During a normal period the following should take place, bleeding for three to eight days, and not more than 80ml of blood per cycle, no clots (as menstrual blood should not clot), and the number of days between periods should not be less than 21, or more than 36 days with an average around 28 days.

The definitions have changed slightly over the last few years, but you can get increased flow and duration of every period, bleeding not regular with the period, bleeding after sex, long or short cycles and lastly decreased, or increased flow during what can still be considered as a normal period. The above may, or may not be associated with pain.

To get to a diagnosis it is important to clearly understand the bleeding problem and any factors that may be causing AUB, like thyroid disease, liver and kidney failure, blood disorders, certain medication especially blood thinners, hormonal problems and possible cancer. Secondly, it is important for the doctor to do a physical examination looking for any features that may point to a diagnosis.

Investigations should always include a pregnancy test, but the other tests should be to confirm a suspected diagnosis is confirmed. A pap smear and a biopsy from the uterus may be needed depending on the age of the person either in the office or in theatre. Radiological investigations like CT-scans and ultrasounds are usually done.

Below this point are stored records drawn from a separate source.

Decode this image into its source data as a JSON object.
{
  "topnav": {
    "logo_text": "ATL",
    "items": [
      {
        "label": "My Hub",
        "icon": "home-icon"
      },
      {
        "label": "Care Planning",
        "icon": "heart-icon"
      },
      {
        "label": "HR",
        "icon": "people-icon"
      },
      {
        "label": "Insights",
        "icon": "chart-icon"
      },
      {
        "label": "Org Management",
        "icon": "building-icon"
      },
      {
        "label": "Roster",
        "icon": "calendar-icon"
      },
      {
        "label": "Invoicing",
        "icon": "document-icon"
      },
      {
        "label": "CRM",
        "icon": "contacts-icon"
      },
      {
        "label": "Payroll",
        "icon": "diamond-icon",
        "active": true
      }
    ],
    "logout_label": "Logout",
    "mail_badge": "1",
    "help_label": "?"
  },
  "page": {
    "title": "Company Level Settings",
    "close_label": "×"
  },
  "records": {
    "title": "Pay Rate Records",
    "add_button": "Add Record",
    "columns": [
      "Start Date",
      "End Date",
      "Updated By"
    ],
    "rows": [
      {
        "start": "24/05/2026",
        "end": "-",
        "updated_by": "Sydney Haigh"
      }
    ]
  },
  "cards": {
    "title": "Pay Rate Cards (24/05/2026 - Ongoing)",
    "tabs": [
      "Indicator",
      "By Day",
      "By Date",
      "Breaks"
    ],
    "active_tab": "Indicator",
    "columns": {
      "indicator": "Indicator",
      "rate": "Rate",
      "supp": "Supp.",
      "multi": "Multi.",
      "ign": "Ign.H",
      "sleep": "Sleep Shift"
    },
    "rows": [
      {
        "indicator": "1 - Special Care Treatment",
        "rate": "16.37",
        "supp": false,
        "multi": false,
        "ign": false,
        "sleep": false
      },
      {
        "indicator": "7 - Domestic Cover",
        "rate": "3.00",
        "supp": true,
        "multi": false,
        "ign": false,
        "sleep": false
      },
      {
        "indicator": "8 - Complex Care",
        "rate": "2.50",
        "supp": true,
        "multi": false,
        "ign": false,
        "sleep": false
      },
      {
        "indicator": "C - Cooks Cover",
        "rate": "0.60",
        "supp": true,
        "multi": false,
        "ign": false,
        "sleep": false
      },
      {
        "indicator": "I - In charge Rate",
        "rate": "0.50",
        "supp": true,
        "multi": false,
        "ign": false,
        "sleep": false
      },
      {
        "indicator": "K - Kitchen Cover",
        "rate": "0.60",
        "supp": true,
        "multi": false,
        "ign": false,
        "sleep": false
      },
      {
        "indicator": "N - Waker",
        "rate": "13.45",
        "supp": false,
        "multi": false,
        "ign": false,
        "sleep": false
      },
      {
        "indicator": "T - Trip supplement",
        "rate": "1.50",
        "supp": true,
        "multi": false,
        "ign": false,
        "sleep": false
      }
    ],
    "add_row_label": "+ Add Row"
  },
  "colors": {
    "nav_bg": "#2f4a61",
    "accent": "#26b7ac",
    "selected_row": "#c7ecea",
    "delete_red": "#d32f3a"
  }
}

Causes may be as follows:

Dysfunctional bleeding, ovulatory or anovulatory this may be physiological (during puberty and around menopause).

Organic lesions that may include pregnancy associated causes, uterine causes like fibroids, polyps, cancer, infections, and trauma. And non-uterine causes that may be ovarian, tubal, or from vaginal, or cervical lesions.

Systemic abnormalities may include hormone administration including contraception, bleeding disorders, liver and kidney disease, and a range of hormonal disorders, especially Poly Cystic Ovarian Disease(PCOS), thyroid disease and even obesity and severe weight loss or eating disorders.

Cancer risk is highest around and after menopause and such bleeding should never be ignored.

Treatment may be medical or surgical:

Medical treatment may be as simple as non-steroidal anti-inflammatories, to hormones like birth control tablets, or injections failing which a drug that will interfere with the hypothalamic-pituitary-ovarian-axis. As mentioned in a previous topic the Mirena can also be used.

Surgical treatment can start from a curettage (womb scrape), or endometrial destructive procedures like endometrial ablation to hysterectomy where the uterus is removed all depending on the cause.

Systemic causes will require treatment of the underlying problem, like treat the thyroid disease, control the diabetes, avoiding and treating infections.

Bleeding disorder may prove to be a little more challengingto manage, but the services of a heamatologist may be useful.

Bleeding that is perceived to be different from the normal period should be investigated and treated. Warning signs include clots, inter-menstrual bleeding, post sex bleeding and other hormonal changes like increase hair growth, obesity and weight loss. The aim of the tests is to find a cause, but more so to diagnose cancer as most female cancers have very little symptoms before it has spread.

Bleeding may just be due to stress, trauma or exogenous hormones, but time to diagnosis is essential.

ri-dot